Kemal's proclamation went on to assert that his army "
would finally achieve the great purpose which it is aiming at." A practical, though perhaps not a formal answer to this boast of obvious meaning was given on Monday, when the Allied Commissioners at Constantinople were instructed by their respective Governments to inform the Nationalist authorities at Angora that in no circumstances would the Allies tolerate any violation of the neutral zone. On Tuesday the French Chargé d'Affaires called at the Foreign Office and intimated that the French Government was in agreement with the British Government on the subject of the freedom of the Straits, and was ready to discuss anything which might lead to a settlement, providing that the legitimate susceptibilities of the Turks were safeguarded. It is understood that the Italian proposal for an immediate conference at Venice is not regarded with favour by the other Allies.
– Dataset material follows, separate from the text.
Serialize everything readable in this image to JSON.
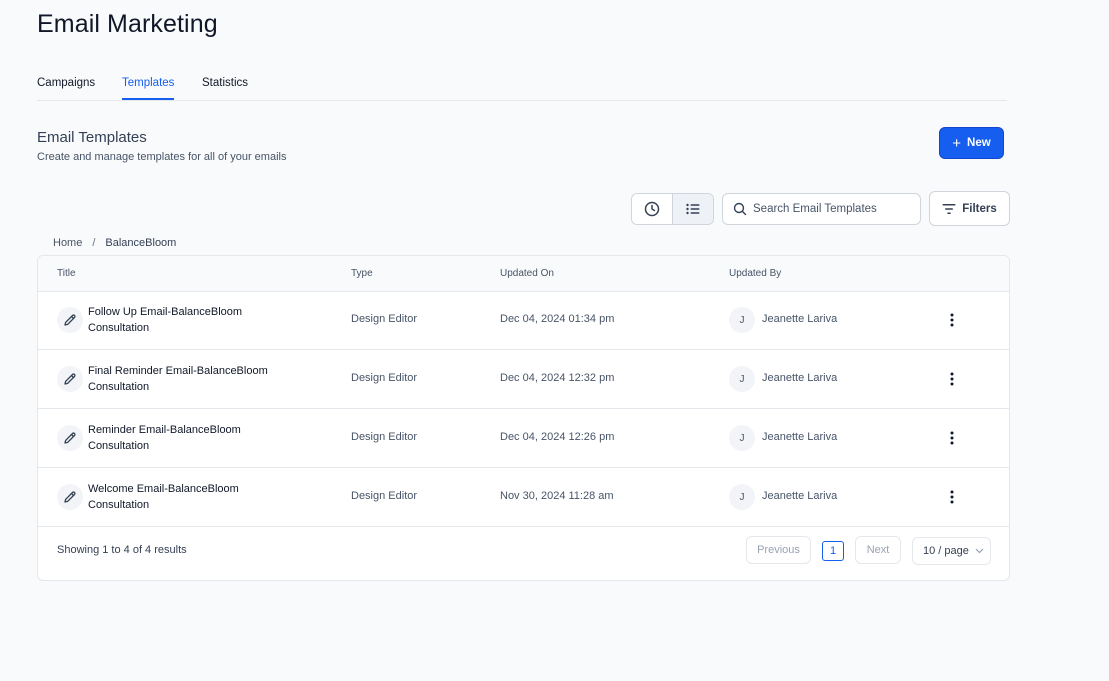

Much light will be• thrown on the prospects of a peaceful settlement during the next few days, when we shall see whether Kemal Pasha is one of those rare statesmen who can keep their heads in spite of an unexpected success, or whether he is a victim to the Napoleonic craze for " biting off more than he can chew."